TO DO: All lines in the entries below that hold "EAST" make up the answer.
──────── PROVIDED RECORDS ────────
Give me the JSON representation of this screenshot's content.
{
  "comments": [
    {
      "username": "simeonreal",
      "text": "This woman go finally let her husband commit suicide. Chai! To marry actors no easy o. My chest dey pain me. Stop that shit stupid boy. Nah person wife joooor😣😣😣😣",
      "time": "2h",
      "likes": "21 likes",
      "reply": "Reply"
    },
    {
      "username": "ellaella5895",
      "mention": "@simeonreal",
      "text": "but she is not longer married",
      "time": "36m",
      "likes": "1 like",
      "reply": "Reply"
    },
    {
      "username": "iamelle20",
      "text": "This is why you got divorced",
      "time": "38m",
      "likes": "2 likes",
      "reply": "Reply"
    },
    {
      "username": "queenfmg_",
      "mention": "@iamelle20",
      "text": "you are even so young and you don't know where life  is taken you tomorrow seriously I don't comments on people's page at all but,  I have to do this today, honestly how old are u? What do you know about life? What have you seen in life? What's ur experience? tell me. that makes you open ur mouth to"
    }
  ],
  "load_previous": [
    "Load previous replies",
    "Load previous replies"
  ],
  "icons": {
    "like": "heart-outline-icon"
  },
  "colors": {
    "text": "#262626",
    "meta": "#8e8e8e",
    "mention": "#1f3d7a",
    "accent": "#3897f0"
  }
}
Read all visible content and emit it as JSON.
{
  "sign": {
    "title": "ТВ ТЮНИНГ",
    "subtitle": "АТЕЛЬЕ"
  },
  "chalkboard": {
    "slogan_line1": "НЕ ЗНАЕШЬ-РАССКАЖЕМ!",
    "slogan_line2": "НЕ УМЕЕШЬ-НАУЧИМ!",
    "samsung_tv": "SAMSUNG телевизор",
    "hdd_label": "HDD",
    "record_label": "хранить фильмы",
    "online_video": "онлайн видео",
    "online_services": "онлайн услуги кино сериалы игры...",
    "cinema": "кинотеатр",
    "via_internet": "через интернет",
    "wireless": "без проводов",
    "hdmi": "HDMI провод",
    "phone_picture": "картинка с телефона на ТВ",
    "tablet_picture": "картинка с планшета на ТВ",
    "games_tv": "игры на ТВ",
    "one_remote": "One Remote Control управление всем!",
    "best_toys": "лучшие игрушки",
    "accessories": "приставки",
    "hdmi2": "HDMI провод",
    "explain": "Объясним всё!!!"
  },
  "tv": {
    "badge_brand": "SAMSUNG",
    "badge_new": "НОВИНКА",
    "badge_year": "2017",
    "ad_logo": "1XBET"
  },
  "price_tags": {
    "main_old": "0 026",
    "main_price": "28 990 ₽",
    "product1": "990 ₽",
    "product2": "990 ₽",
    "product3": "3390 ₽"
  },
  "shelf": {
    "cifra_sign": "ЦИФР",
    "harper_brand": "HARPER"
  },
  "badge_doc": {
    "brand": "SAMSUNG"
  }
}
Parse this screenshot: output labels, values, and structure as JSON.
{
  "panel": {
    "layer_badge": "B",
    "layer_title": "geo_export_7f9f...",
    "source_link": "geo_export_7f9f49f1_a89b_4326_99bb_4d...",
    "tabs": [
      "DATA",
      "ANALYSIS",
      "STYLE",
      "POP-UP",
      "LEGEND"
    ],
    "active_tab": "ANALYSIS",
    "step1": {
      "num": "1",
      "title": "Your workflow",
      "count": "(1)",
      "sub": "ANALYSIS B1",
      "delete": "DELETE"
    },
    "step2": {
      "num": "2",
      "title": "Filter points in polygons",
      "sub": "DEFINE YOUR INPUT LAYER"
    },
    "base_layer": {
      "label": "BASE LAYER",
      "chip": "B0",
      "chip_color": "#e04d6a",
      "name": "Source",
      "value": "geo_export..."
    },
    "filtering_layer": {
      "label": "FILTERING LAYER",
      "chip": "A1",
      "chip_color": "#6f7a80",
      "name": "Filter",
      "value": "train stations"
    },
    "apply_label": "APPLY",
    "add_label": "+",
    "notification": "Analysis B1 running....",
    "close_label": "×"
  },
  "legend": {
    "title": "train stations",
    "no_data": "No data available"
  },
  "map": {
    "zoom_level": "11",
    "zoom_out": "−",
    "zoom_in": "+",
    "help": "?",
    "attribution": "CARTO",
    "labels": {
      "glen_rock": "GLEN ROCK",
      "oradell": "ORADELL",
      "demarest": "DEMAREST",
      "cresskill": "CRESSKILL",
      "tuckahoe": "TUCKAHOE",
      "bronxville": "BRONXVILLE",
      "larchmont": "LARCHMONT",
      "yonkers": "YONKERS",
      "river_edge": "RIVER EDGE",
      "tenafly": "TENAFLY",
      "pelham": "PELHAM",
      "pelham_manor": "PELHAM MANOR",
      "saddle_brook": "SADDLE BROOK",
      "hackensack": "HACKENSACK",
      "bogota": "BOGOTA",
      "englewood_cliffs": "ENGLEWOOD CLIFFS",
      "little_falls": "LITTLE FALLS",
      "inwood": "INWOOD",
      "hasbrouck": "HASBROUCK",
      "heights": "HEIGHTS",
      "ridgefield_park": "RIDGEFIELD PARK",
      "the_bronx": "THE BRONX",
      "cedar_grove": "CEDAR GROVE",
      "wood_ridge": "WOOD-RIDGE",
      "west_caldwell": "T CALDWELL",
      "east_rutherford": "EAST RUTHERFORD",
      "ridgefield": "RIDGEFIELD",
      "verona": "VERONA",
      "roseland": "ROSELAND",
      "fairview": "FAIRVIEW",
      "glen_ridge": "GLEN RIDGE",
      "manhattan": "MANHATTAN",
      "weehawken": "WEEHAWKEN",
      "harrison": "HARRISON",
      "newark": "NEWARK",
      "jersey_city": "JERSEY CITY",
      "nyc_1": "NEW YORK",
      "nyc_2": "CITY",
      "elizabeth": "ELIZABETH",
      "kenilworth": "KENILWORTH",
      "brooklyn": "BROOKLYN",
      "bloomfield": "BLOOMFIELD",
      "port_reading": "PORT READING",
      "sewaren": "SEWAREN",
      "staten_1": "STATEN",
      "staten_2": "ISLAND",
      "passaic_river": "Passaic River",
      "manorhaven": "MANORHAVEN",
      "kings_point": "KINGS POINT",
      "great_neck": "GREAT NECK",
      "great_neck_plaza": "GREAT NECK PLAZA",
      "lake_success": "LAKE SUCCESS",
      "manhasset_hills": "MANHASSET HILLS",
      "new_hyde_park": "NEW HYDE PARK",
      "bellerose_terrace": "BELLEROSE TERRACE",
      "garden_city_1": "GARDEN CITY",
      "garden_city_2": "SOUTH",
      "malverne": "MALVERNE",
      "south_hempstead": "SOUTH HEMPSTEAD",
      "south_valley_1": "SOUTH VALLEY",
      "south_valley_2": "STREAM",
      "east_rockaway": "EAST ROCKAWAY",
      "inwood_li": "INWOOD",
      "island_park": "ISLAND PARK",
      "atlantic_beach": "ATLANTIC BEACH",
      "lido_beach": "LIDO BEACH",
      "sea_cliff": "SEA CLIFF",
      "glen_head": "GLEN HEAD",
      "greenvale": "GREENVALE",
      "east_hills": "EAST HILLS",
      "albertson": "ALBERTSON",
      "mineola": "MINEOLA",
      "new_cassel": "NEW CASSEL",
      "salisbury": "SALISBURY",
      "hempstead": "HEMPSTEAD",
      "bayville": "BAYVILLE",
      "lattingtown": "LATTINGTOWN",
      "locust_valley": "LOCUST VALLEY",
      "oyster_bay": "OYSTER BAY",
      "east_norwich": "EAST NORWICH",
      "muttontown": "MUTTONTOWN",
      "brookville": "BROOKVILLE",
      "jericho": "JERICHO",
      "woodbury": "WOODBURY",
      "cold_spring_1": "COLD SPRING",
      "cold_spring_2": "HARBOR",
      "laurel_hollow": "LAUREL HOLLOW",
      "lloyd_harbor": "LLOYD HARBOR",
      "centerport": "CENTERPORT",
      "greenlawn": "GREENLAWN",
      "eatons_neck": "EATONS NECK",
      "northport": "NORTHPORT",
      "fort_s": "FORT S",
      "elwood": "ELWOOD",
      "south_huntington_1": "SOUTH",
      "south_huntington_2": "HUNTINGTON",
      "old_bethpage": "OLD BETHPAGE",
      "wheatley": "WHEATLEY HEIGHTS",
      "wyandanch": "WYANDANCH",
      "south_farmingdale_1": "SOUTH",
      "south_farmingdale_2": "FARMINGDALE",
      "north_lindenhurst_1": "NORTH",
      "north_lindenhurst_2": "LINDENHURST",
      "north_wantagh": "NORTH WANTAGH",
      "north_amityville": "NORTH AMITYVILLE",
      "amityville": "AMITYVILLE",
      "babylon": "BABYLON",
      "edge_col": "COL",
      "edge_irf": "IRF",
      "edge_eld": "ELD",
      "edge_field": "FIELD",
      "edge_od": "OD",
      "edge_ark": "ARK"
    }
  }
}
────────
ANSWER TO THIS TASK:
      "east_rutherford": "EAST RUTHERFORD",
      "east_rockaway": "EAST ROCKAWAY",
      "east_hills": "EAST HILLS",
      "east_norwich": "EAST NORWICH",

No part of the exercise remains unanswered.